In its answers, given in fact under pressure from the European Parliament, the European Commission has resorted to other outrageous claims by even providing a small footnote reference reported in the 2013 Eurostat Manual, which, first, did not exist before February 2013, and, second, is misleadingly reported without the actual date. We also note the following fact: in 2010, Eurostat moved a number of public enterprises to the public sector, and, one year later, in 2011, Eurostat moved them again, back into the private sector. Thus, we observe that the Commission has recognised the unjust and felonious augmentation of Greece’s public debt, but they do not want to admit it. This is proved by an impressive sleight of hand: now you see it, now you don’t. The trick: immediately after the public sector was saddled with these companies’ debt, saving this way the German banks from bankruptcy, these same companies were moved again back into the private sector, where they belonged since 1993. Such actions are strictly forbidden by the European Regulations, which require that the initial transfer to the public sector might be justified only if it was judged that it had been in force for several years before and after its initial transfer.
Eurostat’s mistakes towards Greece bring to memory the spontaneity, with which Mr Joaquin Almunia, then Commissioner for Economic and Monetary Affairs (now Commissioner for Competition), reacted on 21 October 2009, when he heard a revised forecast for Greece’s 2009 public deficit.
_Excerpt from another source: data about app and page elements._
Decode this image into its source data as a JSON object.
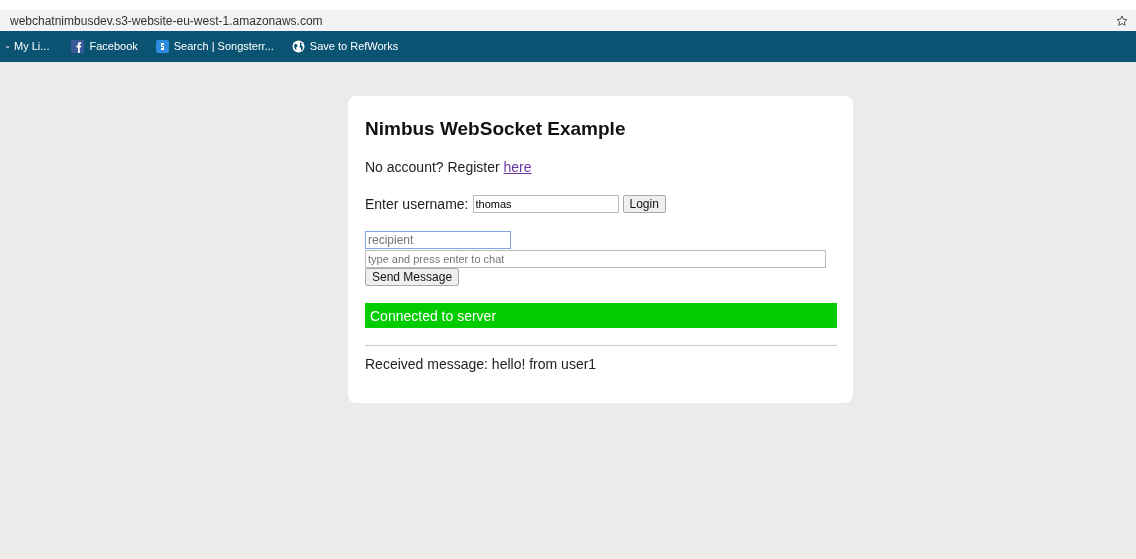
{
  "browser": {
    "address": "webchatnimbusdev.s3-website-eu-west-1.amazonaws.com",
    "bookmarked": false,
    "bookmarks": [
      {
        "label": "My Li...",
        "kind": "cut"
      },
      {
        "label": "Facebook",
        "kind": "facebook"
      },
      {
        "label": "Search | Songsterr...",
        "kind": "songsterr"
      },
      {
        "label": "Save to RefWorks",
        "kind": "globe"
      }
    ]
  },
  "card": {
    "title": "Nimbus WebSocket Example",
    "register": {
      "text": "No account? Register",
      "link": "here"
    },
    "username": {
      "label": "Enter username:",
      "value": "thomas",
      "button": "Login"
    },
    "recipient": {
      "placeholder": "recipient",
      "focused": true
    },
    "message": {
      "placeholder": "type and press enter to chat"
    },
    "send_button": "Send Message",
    "status": {
      "text": "Connected to server",
      "connected": true
    },
    "received": "Received message: hello! from user1"
  }
}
Almunia said: “We want to know what has happened and why it has happened. Serious discrepancies will require an open and deep investigation”. The investigation never took place, but four years later, on October 21, Almunia said: “The EU’s problem is unaccountability”.
Saying he is right is not enough. By their unaccountable attitude toward fiscal statistics, the European Commission and Eurostat have led to the silencing of responsible voices at Greece’s ELSTAT, which is now left without its seven-member board and under one man’s authority – the same man who is under felony charges and who is supposed to manage both the country’s statistical system and its statistical office: a unique phenomenon in Europe. As described above, the 2009 false public deficit and debt have created a horrific whirlpool swallowing European taxpayer’s billions – whose destination is unknown – and a debt death-spiral of a country, which has been among the 10 first EC member states, with a proven hard-working population, who lost 7% of its population in the Second World War and who can hugely contribute to the construction of a more democratic European Union. The question is: How can the EU go on with one of its core members being so unjustly treated? The 2009 statistical events need an in-depth, serious investigation and not interventions to block Greece’s judicial procedures, as Eurostat is doing. Things have to be put right and Greece’s reinstatement must ensue. Public debt is not refused, what is refused is its untrue and felonious part.